Accenture is the global research firm formerly known as Andersen Consulting.
Top network execs
The report's release comes just a week after top broadcast network executives told the annual Cable & Telecommunications Association conference that DVRs pose a serious threat to their ad base. Previously, network executives publicly played down the potential impact of the ad-skipping technology.
Accenture's research suggests that the impact of DVRs, video on demand and interactive TV will have a much greater effect on the linear TV business than anyone previously thought. The report says such changes in viewing behavior will exert downward pressure on CPMs (or costs-per-thousand viewers, the metric by which agencies buy TV audiences).
At the same time advertisers will have a tougher time reaching a mass audience, though more and more marketers, such as McDonald's Corp., have multiple messages aimed at multiple niches.
"Advertisers are demanding greater accountability, therefore greater measurement, On Demand will be able to provide that," according to the report. "This will create considerable challenges for the growth of linear TV advertising."
Accenture's research predicts TV ad revenue growth of only 3% by 2009, compared to other industry analysts predicting 6% to 10% growth by 2009. "A difference of potentially $27 billion in TV ad growth," said the report, which puts TV ad revenue in 2004 at about $60 billion.
The major media companies, however, might argue they are already exploring ways of working with advertisers in the on-demand universe. NBC Universal's Sci Fi Channel is one of many channels experimenting with video on demand in partnership with its advertisers.

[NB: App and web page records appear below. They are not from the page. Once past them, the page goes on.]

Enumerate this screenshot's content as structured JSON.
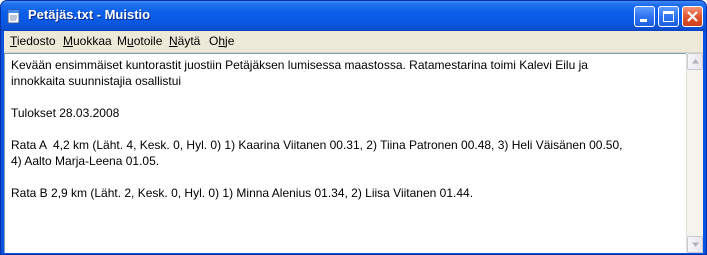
{
  "window": {
    "title": "Petäjäs.txt - Muistio",
    "icons": {
      "app": "notepad-icon",
      "minimize": "minimize-icon",
      "maximize": "maximize-icon",
      "close": "close-icon"
    }
  },
  "menu": {
    "items": [
      {
        "accel": "T",
        "rest": "iedosto"
      },
      {
        "accel": "M",
        "rest": "uokkaa"
      },
      {
        "pre": "M",
        "accel": "u",
        "rest": "otoile"
      },
      {
        "accel": "N",
        "rest": "äytä"
      },
      {
        "pre": "O",
        "accel": "h",
        "rest": "je"
      }
    ]
  },
  "document": {
    "lines": [
      "Kevään ensimmäiset kuntorastit juostiin Petäjäksen lumisessa maastossa. Ratamestarina toimi Kalevi Eilu ja",
      "innokkaita suunnistajia osallistui",
      "",
      "Tulokset 28.03.2008",
      "",
      "Rata A  4,2 km (Läht. 4, Kesk. 0, Hyl. 0) 1) Kaarina Viitanen 00.31, 2) Tiina Patronen 00.48, 3) Heli Väisänen 00.50,",
      "4) Aalto Marja-Leena 01.05.",
      "",
      "Rata B 2,9 km (Läht. 2, Kesk. 0, Hyl. 0) 1) Minna Alenius 01.34, 2) Liisa Viitanen 01.44."
    ]
  },
  "scrollbar": {
    "icons": {
      "up": "arrow-up-icon",
      "down": "arrow-down-icon"
    }
  },
  "colors": {
    "titlebar": "#0a58e2",
    "frame": "#0a53e0",
    "close_button": "#e2562e",
    "menubar": "#ece9d8"
  }
}
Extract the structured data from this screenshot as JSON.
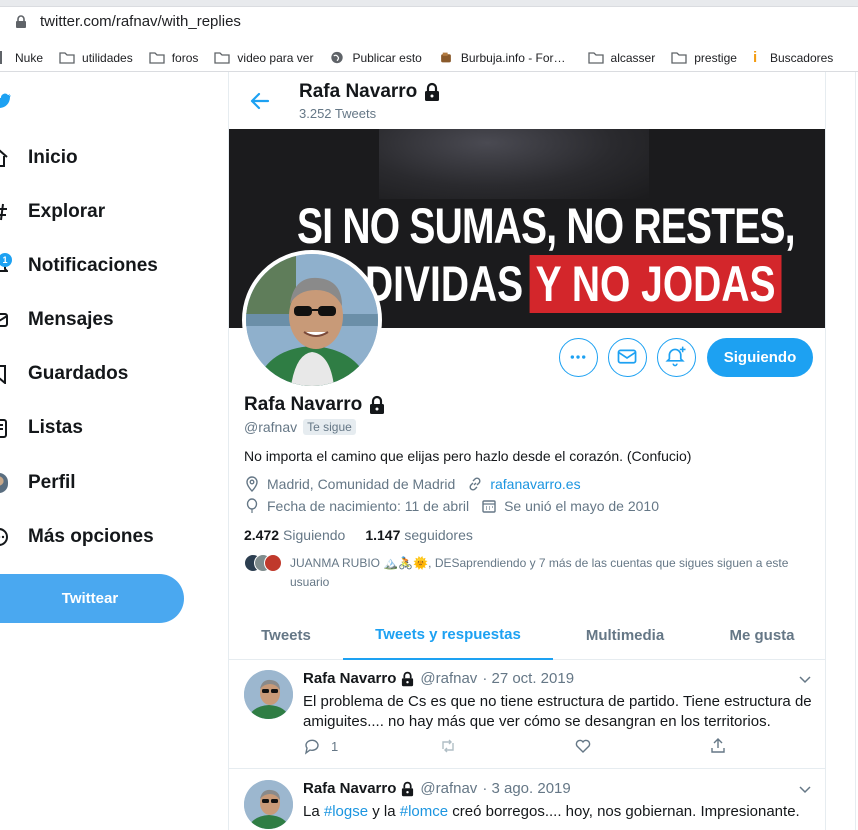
{
  "browser": {
    "url": "twitter.com/rafnav/with_replies",
    "bookmarks": [
      "Nuke",
      "utilidades",
      "foros",
      "video para ver",
      "Publicar esto",
      "Burbuja.info - For…",
      "alcasser",
      "prestige",
      "Buscadores"
    ]
  },
  "sidebar": {
    "items": [
      {
        "label": "Inicio",
        "icon": "home-icon"
      },
      {
        "label": "Explorar",
        "icon": "hashtag-icon"
      },
      {
        "label": "Notificaciones",
        "icon": "bell-icon",
        "badge": "1"
      },
      {
        "label": "Mensajes",
        "icon": "mail-icon"
      },
      {
        "label": "Guardados",
        "icon": "bookmark-icon"
      },
      {
        "label": "Listas",
        "icon": "list-icon"
      },
      {
        "label": "Perfil",
        "icon": "profile-icon"
      },
      {
        "label": "Más opciones",
        "icon": "more-circle-icon"
      }
    ],
    "tweet_button": "Twittear"
  },
  "header": {
    "name": "Rafa Navarro",
    "tweet_count": "3.252 Tweets"
  },
  "banner": {
    "line1": "SI NO SUMAS, NO RESTES,",
    "line2a": "DIVIDAS",
    "line2b": "Y NO JODAS"
  },
  "profile": {
    "name": "Rafa Navarro",
    "handle": "@rafnav",
    "follows_you": "Te sigue",
    "bio": "No importa el camino que elijas pero hazlo desde el corazón. (Confucio)",
    "location": "Madrid, Comunidad de Madrid",
    "website": "rafanavarro.es",
    "birth": "Fecha de nacimiento: 11 de abril",
    "joined": "Se unió el mayo de 2010",
    "following_count": "2.472",
    "following_label": "Siguiendo",
    "followers_count": "1.147",
    "followers_label": "seguidores",
    "followed_by": "JUANMA RUBIO 🏔️🚴🌞, DESaprendiendo y 7 más de las cuentas que sigues siguen a este usuario",
    "following_button": "Siguiendo"
  },
  "tabs": [
    "Tweets",
    "Tweets y respuestas",
    "Multimedia",
    "Me gusta"
  ],
  "tweets": [
    {
      "name": "Rafa Navarro",
      "handle": "@rafnav",
      "date": "· 27 oct. 2019",
      "text": "El problema de Cs es que no tiene estructura de partido. Tiene estructura de amiguites.... no hay más que ver cómo se desangran en los territorios.",
      "replies": "1"
    },
    {
      "name": "Rafa Navarro",
      "handle": "@rafnav",
      "date": "· 3 ago. 2019",
      "text_parts": [
        "La ",
        "#logse",
        " y la ",
        "#lomce",
        " creó borregos.... hoy, nos gobiernan. Impresionante."
      ]
    }
  ],
  "colors": {
    "accent": "#1da1f2",
    "banner_red": "#d3262b",
    "muted": "#657786"
  }
}
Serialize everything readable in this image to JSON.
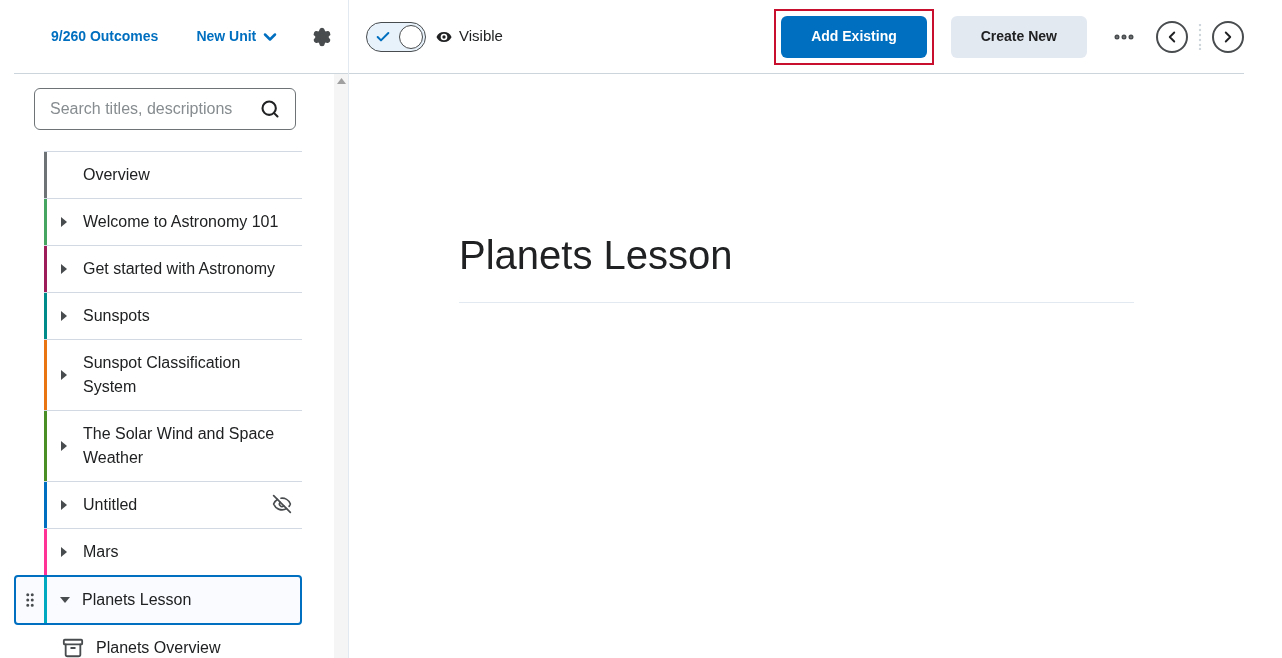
{
  "sidebar": {
    "outcomes_link": "9/260 Outcomes",
    "unit_menu": "New Unit",
    "search": {
      "placeholder": "Search titles, descriptions"
    },
    "items": [
      {
        "kind": "page",
        "title": "Overview",
        "color": "#6e7376",
        "selected": false,
        "hidden": false
      },
      {
        "kind": "unit",
        "title": "Welcome to Astronomy 101",
        "color": "#46a661",
        "expanded": false,
        "selected": false,
        "hidden": false
      },
      {
        "kind": "unit",
        "title": "Get started with Astronomy",
        "color": "#9d1d5a",
        "expanded": false,
        "selected": false,
        "hidden": false
      },
      {
        "kind": "unit",
        "title": "Sunspots",
        "color": "#008b8b",
        "expanded": false,
        "selected": false,
        "hidden": false
      },
      {
        "kind": "unit",
        "title": "Sunspot Classification System",
        "color": "#e87511",
        "expanded": false,
        "selected": false,
        "hidden": false
      },
      {
        "kind": "unit",
        "title": "The Solar Wind and Space Weather",
        "color": "#4a8f26",
        "expanded": false,
        "selected": false,
        "hidden": false
      },
      {
        "kind": "unit",
        "title": "Untitled",
        "color": "#006fbf",
        "expanded": false,
        "selected": false,
        "hidden": true
      },
      {
        "kind": "unit",
        "title": "Mars",
        "color": "#ff3296",
        "expanded": false,
        "selected": false,
        "hidden": false
      },
      {
        "kind": "unit",
        "title": "Planets Lesson",
        "color": "#00a8c0",
        "expanded": true,
        "selected": true,
        "hidden": false,
        "children": [
          {
            "title": "Planets Overview"
          }
        ]
      }
    ]
  },
  "toolbar": {
    "visibility": {
      "on": true,
      "label": "Visible"
    },
    "buttons": [
      {
        "label": "Add Existing",
        "kind": "primary",
        "highlighted": true
      },
      {
        "label": "Create New",
        "kind": "secondary",
        "highlighted": false
      }
    ]
  },
  "content": {
    "title": "Planets Lesson"
  }
}
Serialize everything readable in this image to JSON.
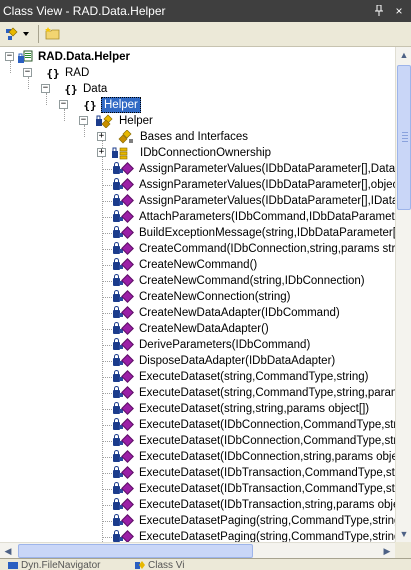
{
  "window": {
    "title": "Class View - RAD.Data.Helper",
    "pin_glyph": "ᛘ",
    "close_glyph": "×"
  },
  "toolbar": {
    "sort_icon": "sort-by-type-icon",
    "dropdown_icon": "chevron-down-icon",
    "new_folder_icon": "new-folder-icon"
  },
  "tree": {
    "project": "RAD.Data.Helper",
    "ns_rad": "RAD",
    "ns_data": "Data",
    "ns_helper": "Helper",
    "class_helper": "Helper",
    "bases": "Bases and Interfaces",
    "nested_enum": "IDbConnectionOwnership",
    "members": [
      "AssignParameterValues(IDbDataParameter[],DataRo",
      "AssignParameterValues(IDbDataParameter[],object[]",
      "AssignParameterValues(IDbDataParameter[],IDataPa",
      "AttachParameters(IDbCommand,IDbDataParameter[",
      "BuildExceptionMessage(string,IDbDataParameter[])",
      "CreateCommand(IDbConnection,string,params string",
      "CreateNewCommand()",
      "CreateNewCommand(string,IDbConnection)",
      "CreateNewConnection(string)",
      "CreateNewDataAdapter(IDbCommand)",
      "CreateNewDataAdapter()",
      "DeriveParameters(IDbCommand)",
      "DisposeDataAdapter(IDbDataAdapter)",
      "ExecuteDataset(string,CommandType,string)",
      "ExecuteDataset(string,CommandType,string,params",
      "ExecuteDataset(string,string,params object[])",
      "ExecuteDataset(IDbConnection,CommandType,string",
      "ExecuteDataset(IDbConnection,CommandType,strin",
      "ExecuteDataset(IDbConnection,string,params object",
      "ExecuteDataset(IDbTransaction,CommandType,string",
      "ExecuteDataset(IDbTransaction,CommandType,strin",
      "ExecuteDataset(IDbTransaction,string,params objec",
      "ExecuteDatasetPaging(string,CommandType,string,i",
      "ExecuteDatasetPaging(string,CommandType,string,in"
    ]
  },
  "bottom_tabs": {
    "tab1": "Dyn.FileNavigator",
    "tab2": "Class Vi"
  }
}
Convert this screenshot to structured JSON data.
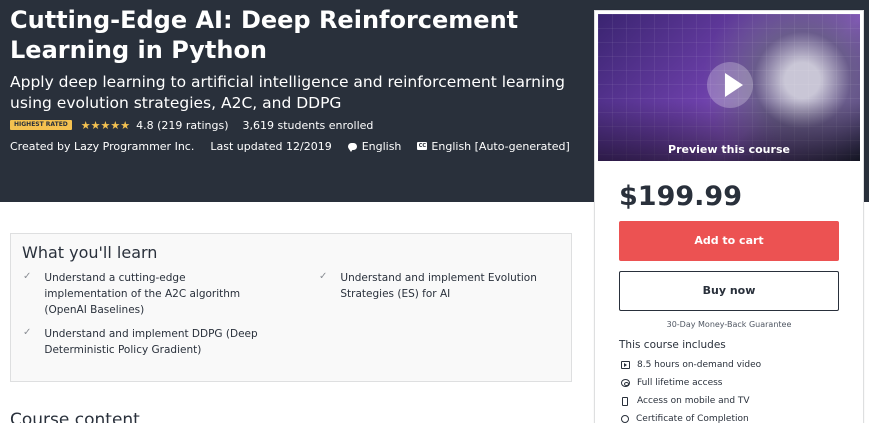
{
  "course": {
    "title": "Cutting-Edge AI: Deep Reinforcement Learning in Python",
    "subtitle": "Apply deep learning to artificial intelligence and reinforcement learning using evolution strategies, A2C, and DDPG",
    "badge": "HIGHEST RATED",
    "stars": "★★★★★",
    "rating_value": "4.8",
    "rating_count": "(219 ratings)",
    "students": "3,619 students enrolled",
    "created_by": "Created by Lazy Programmer Inc.",
    "last_updated": "Last updated 12/2019",
    "language": "English",
    "captions": "English [Auto-generated]"
  },
  "sidebar": {
    "preview_label": "Preview this course",
    "price": "$199.99",
    "add_to_cart": "Add to cart",
    "buy_now": "Buy now",
    "guarantee": "30-Day Money-Back Guarantee",
    "includes_title": "This course includes",
    "includes": [
      {
        "label": "8.5 hours on-demand video",
        "icon": "video-icon"
      },
      {
        "label": "Full lifetime access",
        "icon": "infinity-icon"
      },
      {
        "label": "Access on mobile and TV",
        "icon": "mobile-icon"
      },
      {
        "label": "Certificate of Completion",
        "icon": "certificate-icon"
      }
    ]
  },
  "learn": {
    "title": "What you'll learn",
    "items": [
      "Understand a cutting-edge implementation of the A2C algorithm (OpenAI Baselines)",
      "Understand and implement Evolution Strategies (ES) for AI",
      "Understand and implement DDPG (Deep Deterministic Policy Gradient)"
    ]
  },
  "content": {
    "heading": "Course content"
  },
  "colors": {
    "hero_bg": "#29303b",
    "badge_bg": "#f4c150",
    "star": "#f4c150",
    "add_to_cart_bg": "#ec5252"
  }
}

The broadcast networks have also worked hard to sell advertisers on product integration, weaving them into the fabric of TV shows.